So what happens to a running instance that successfully allocated its shared memory from the hugepages pool and hugepages are later externally drawn down? The answer is nothing. An instance can plod along just fine after instance startup even if hugepages continue to get drawn down to the point of total depletion. But is that the end of the story?

What Goes Up, Must (be able to) Come Down
OK, so for anyone that finds themselves in a situation where an instance is up and happy but HugePages_Free is zero the following is what to expect:

12345678910111213141516171819202122

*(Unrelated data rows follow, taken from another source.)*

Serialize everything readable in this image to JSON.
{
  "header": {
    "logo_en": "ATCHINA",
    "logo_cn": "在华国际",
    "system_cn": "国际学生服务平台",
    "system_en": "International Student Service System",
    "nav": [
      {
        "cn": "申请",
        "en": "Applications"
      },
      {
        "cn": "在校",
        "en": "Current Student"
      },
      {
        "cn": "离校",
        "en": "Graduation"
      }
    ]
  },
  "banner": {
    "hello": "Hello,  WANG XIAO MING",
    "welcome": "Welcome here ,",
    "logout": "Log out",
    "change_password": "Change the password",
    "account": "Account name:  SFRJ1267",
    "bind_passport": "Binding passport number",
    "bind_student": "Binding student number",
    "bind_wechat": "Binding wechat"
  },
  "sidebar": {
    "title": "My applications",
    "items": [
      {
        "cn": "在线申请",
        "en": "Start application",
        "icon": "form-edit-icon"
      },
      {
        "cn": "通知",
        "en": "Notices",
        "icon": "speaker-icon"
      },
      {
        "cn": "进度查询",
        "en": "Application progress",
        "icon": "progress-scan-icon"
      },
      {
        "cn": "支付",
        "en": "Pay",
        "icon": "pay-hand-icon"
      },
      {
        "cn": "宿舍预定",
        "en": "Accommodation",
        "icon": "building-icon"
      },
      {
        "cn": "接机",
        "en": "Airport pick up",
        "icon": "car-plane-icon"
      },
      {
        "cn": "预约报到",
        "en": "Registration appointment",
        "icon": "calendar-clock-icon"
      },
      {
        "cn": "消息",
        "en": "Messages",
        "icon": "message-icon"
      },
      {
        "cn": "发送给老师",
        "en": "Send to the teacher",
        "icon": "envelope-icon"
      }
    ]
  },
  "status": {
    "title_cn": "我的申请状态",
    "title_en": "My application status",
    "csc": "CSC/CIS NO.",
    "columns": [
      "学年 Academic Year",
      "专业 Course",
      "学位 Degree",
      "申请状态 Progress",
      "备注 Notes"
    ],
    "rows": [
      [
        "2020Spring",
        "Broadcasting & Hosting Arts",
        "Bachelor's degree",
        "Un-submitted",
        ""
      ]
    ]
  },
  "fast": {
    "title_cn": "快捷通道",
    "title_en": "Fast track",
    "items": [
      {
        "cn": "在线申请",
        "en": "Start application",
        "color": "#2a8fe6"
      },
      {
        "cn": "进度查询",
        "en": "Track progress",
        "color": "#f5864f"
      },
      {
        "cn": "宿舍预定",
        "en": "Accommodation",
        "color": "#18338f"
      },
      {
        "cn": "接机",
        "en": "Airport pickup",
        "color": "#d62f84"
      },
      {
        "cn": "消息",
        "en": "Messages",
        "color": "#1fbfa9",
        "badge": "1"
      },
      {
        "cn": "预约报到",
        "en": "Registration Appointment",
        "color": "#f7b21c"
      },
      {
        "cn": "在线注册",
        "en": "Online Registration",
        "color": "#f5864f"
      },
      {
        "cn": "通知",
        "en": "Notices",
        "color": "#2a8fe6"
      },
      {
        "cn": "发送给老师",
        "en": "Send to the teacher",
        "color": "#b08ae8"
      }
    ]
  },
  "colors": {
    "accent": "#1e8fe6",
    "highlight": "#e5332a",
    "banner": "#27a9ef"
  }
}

$ sqlplus ‘/ as sysdba’ SQL*Plus: Release 11.2.0.2.0 Production on Wed Sep 29 17:32:32 2010 Copyright (c) 1982, 2010, Oracle. All rights reserved. Connected to an idle instance. SQL>SQL> HOST grep -i huge /proc/meminfoHugePages_Total: 4663HugePages_Free: 0HugePages_Rsvd: 10Hugepagesize: 2048 kB SQL> shutdown immediateORA-01034: ORACLE not availableORA-27102: out of memoryLinux-x86_64 Error: 12: Cannot allocate memoryAdditional information: 1Additional information: 6422533SQL>

Pay particular attention to the fact that sqlplus is telling us that it is attached to an idle instance! I assure you, this is erroneous. The instance is indeed up.

Yes, this is bug 10159556 (I filed it for what it is worth). The solution is to have ample hugepages as opposed to precisely enough. Note, in another shell a privileged user can dynamically allocate more hugepages (even a single hugepage) and the instance will be then able to be shutdown cleanly. As an aside, an instance in this situation can be shutdown with abort. I don’t aim to insinuate that this is some sort of zombie instance that will not go away.